XRHealth to launch virtual reality telehealth clinic in Israel in November

The virtual reality tele-health clinic will take care of symptoms related to stress and anxiety, ADHD, motor and cognitive rehabilitation, post-COVID-19, Parkinson’s, brain injury.

Woman with virtual reality goggles (illustrative) (photo credit: INGIMAGE)
Woman with virtual reality goggles (illustrative)
(photo credit: INGIMAGE)
XRHealth, a Boston provider of extended reality therapeutic applications, announced on Wednesday that a new virtual reality telehealth clinic will open in Israel on November 1, 2020. 
The virtual reality telehealth clinic will take care of patients in Israel for symptoms related to stress and anxiety, ADHD, motor and cognitive rehabilitation, post-COVID-19, Parkinson’s, brain injury, according to the healthcare technology focused digital media platform HIT Consultant.
A VR headset will be provided to patients in Israel, so that they can access to the different virtual treatments rooms from their home.
“In the era of COVID-19, there’s an essential need to provide healthcare services remotely and VR technology enables us to offer a wide variety of telehealth treatments that far exceed a simple video call,” says Eran Orr, CEO of XRHealth. 
Patients will be put in contact with a licensed clinician who will evaluate them in order to create a tailor-made treatment according to their necessities. They will also be able to communicate with their clinicians and track their progress thanks to the XRHealth mobile app.
Their progress will be monitored so their treatment can be adjusted and based on their actual outcomes, reported HIT Consultant.
“Now, patients in Israel have access to the highest-quality healthcare treatments, all from the comfort of their homes.”
The clinic will be powered by leading medical centers in Israel and around the world and employs licensed clinicians who are trained in VR treatment, including physical therapists, occupational therapists, psychologists, and more.
Regarding the insurance coverage, the company’s medical applications are approved by the Ministry of Health and the treatments are reimbursable through insurance providers and health maintenance organization.
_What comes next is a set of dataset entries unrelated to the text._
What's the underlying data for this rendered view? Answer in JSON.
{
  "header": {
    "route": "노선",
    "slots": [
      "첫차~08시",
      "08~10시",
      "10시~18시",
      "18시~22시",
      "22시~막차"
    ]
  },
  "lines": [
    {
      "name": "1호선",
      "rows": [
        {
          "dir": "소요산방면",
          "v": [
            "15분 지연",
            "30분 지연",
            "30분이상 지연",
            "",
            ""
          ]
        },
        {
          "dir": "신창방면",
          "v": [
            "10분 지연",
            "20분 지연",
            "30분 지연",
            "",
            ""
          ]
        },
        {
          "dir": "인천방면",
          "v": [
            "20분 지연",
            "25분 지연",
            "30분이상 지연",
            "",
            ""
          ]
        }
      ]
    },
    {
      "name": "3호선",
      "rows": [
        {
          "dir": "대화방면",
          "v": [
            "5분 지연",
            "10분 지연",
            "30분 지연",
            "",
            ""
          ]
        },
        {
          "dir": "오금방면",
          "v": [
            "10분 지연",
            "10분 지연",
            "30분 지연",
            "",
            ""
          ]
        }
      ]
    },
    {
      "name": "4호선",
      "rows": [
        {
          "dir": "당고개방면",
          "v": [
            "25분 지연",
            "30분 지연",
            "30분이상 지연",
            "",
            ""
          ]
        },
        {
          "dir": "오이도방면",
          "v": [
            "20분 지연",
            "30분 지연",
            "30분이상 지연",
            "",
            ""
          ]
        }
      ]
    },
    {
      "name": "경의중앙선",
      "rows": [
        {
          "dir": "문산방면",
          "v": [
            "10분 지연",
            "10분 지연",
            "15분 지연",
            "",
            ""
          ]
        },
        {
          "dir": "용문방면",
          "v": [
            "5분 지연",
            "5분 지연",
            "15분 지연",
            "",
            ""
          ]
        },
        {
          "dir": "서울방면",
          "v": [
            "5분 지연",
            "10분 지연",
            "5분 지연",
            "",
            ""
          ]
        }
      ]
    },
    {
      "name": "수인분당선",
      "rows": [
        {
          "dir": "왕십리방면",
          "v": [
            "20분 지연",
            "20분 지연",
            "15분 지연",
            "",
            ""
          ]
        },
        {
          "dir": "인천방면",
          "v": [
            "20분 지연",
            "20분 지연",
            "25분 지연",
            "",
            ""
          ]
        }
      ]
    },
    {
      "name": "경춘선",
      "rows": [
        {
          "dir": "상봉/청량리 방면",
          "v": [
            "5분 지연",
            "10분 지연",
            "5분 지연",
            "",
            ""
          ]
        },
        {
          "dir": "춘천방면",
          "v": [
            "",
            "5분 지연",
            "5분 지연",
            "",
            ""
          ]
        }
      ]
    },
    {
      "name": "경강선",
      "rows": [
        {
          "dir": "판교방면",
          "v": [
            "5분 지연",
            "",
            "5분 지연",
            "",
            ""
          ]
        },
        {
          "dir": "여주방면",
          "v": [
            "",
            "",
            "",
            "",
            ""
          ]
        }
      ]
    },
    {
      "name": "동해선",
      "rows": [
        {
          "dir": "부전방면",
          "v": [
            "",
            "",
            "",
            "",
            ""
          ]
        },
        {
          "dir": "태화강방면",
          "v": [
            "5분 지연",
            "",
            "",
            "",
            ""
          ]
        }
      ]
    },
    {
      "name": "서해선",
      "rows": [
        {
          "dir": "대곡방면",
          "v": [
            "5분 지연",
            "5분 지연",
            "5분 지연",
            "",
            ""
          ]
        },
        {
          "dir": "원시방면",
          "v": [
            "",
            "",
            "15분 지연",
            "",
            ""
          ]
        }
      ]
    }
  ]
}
This is not the first time that virtual reality has entered the medical field.
In 2019 for example, at the Tel Aviv offices of 3D Systems, a talented group of medical, technology and graphics experts have made it their mission to ensure that surgeons will meet even the most complex procedures hands-on before entering the operating theater.
They are accomplishing this through the company’s pioneering three-dimensional and virtual reality-based medical and surgical simulators.
“We’re leading a revolution in how physicians are trained,” Ran Bronstein, 3D Systems vice president and chief research and operations officer, told The Jerusalem Post then.
“Pilots have been using simulators for many years. But there are more physicians than pilots. And sometimes physicians make a greater number of mistakes than pilots. To prevent these mistakes and improve patient safety and procedure outcome, we decided to develop a medical simulator based on the same concept.”
Bronstein has headed the development of the state-of-the-art simulators for more than two decades, with Simbionix, the company he founded, which was acquired for $120 million in 2014 by California-headquartered 3D Systems.